The massive investment pledges underscores companies’ desire to have a hand in shaping a city from ground up.
The result of a 3-year bilateral effort by researchers, funded by the AIC, was launched in Jakarta last week by Ministry of Transportation officials.
As many as 52 national strategic projects in the form of toll roads, sea ports and special economic zones are scheduled for completion this year as part of a infrastructure development program.
Four decades ago, a similar tone of deep fulfillment was on display when Indonesia became the first country in the developing world to have its own satellite system.
Activists say they’ve identified the business tycoons who control land in the area slated for Indonesia’s new capital and who could potentially benefit from the $33.5 billion mega project.
“This is the first toll road in Kalimantan and we hope that from this development, the speed and efficiency of goods, people and logistics will be enjoyed [by the public].”
Suharso explained the new administrative center would boast an area of 256,000 hectares, and 56,000 ha of which was not included in the regional autonomy.
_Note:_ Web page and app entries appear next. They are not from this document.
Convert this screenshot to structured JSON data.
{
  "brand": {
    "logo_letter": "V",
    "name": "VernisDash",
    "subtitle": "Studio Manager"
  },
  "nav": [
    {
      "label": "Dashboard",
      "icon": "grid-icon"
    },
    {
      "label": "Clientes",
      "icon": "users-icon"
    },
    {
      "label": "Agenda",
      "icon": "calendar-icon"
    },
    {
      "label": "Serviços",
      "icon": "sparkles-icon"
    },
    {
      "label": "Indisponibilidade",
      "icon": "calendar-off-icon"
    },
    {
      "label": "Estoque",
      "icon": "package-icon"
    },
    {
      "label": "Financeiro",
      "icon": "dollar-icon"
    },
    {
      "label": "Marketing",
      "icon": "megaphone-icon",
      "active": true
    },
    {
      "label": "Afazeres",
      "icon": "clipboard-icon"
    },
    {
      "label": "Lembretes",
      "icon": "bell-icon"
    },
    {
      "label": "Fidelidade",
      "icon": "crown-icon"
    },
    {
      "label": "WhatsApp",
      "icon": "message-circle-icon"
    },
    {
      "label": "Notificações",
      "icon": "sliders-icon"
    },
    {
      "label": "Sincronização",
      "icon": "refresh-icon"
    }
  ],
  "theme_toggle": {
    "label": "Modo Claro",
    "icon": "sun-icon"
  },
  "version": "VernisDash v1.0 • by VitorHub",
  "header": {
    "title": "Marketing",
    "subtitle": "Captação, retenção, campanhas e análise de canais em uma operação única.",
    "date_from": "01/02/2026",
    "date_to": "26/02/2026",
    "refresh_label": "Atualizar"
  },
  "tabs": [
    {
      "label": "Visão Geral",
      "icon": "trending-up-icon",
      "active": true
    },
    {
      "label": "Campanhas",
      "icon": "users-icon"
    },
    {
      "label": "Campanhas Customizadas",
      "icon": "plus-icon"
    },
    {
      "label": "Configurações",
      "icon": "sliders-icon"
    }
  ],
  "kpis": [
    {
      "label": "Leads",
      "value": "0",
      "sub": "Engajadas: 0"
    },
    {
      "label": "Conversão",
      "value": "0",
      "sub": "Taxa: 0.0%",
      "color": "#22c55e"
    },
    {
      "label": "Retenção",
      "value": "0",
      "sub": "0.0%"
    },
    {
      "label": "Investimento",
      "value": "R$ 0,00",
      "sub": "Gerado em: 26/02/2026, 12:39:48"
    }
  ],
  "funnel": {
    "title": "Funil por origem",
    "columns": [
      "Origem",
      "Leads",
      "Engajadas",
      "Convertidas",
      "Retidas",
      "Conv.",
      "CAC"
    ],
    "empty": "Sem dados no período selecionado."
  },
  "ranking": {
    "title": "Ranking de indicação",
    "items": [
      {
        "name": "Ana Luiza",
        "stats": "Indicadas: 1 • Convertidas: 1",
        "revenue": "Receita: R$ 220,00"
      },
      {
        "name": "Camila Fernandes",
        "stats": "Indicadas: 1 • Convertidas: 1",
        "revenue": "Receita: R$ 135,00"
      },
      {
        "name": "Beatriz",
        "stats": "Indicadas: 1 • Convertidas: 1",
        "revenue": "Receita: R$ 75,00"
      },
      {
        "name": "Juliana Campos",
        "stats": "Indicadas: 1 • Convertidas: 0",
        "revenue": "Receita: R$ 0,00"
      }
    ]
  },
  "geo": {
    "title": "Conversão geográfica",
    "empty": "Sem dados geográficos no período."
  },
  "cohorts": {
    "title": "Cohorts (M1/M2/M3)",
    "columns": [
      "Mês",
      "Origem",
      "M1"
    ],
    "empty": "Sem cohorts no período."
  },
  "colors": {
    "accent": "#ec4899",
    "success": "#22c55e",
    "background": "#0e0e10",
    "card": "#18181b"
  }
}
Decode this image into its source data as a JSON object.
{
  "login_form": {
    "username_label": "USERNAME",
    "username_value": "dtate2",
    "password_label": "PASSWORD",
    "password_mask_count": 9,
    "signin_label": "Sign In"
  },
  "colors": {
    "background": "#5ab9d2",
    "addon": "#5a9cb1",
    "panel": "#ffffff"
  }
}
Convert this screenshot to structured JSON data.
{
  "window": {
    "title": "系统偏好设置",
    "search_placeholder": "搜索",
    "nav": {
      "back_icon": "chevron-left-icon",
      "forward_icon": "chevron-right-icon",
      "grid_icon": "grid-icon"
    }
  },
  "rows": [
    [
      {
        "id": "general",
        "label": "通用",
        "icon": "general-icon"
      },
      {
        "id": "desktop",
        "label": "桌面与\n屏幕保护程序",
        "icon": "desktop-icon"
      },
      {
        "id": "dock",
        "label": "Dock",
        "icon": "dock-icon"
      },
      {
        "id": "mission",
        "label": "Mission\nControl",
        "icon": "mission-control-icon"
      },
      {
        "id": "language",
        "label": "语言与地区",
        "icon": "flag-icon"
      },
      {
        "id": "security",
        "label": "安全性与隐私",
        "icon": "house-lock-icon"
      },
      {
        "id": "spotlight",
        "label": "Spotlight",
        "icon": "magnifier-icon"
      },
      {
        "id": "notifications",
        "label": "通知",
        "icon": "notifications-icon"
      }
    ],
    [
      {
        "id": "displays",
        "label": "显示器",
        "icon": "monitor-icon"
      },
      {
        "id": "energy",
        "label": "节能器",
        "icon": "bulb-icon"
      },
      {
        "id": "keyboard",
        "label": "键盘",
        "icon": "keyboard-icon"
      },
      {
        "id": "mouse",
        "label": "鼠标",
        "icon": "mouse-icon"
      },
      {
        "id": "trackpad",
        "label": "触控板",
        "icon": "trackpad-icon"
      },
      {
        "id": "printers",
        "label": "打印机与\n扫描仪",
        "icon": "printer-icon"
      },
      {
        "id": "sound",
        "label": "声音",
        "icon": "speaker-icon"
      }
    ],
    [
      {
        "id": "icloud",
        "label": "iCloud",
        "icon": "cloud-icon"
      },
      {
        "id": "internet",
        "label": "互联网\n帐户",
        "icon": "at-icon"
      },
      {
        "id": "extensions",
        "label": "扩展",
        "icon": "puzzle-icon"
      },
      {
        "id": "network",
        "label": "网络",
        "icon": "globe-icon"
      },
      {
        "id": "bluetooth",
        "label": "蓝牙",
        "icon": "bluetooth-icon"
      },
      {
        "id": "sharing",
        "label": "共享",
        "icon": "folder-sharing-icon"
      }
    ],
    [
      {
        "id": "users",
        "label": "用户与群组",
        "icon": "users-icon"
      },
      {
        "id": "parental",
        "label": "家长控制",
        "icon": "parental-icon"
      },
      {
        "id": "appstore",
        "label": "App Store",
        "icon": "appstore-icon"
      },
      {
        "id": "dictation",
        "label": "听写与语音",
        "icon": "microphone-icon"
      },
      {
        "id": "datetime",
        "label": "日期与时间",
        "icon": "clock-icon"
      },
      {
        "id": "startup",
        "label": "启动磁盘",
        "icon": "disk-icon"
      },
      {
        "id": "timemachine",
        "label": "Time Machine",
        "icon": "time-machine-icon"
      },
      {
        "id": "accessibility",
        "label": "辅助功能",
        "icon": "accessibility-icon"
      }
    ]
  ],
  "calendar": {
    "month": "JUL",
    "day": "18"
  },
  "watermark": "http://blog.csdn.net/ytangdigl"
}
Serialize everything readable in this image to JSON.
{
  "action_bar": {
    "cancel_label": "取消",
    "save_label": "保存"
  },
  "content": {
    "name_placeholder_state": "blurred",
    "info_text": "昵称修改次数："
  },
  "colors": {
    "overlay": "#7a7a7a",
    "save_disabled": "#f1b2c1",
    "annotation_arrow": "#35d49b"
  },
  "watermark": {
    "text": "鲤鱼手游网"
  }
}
“The Global Infrastructure Partners sees that Indonesia has the desire to construct toll roads, seaports, airports [and] power plants that are feasible businesswise.”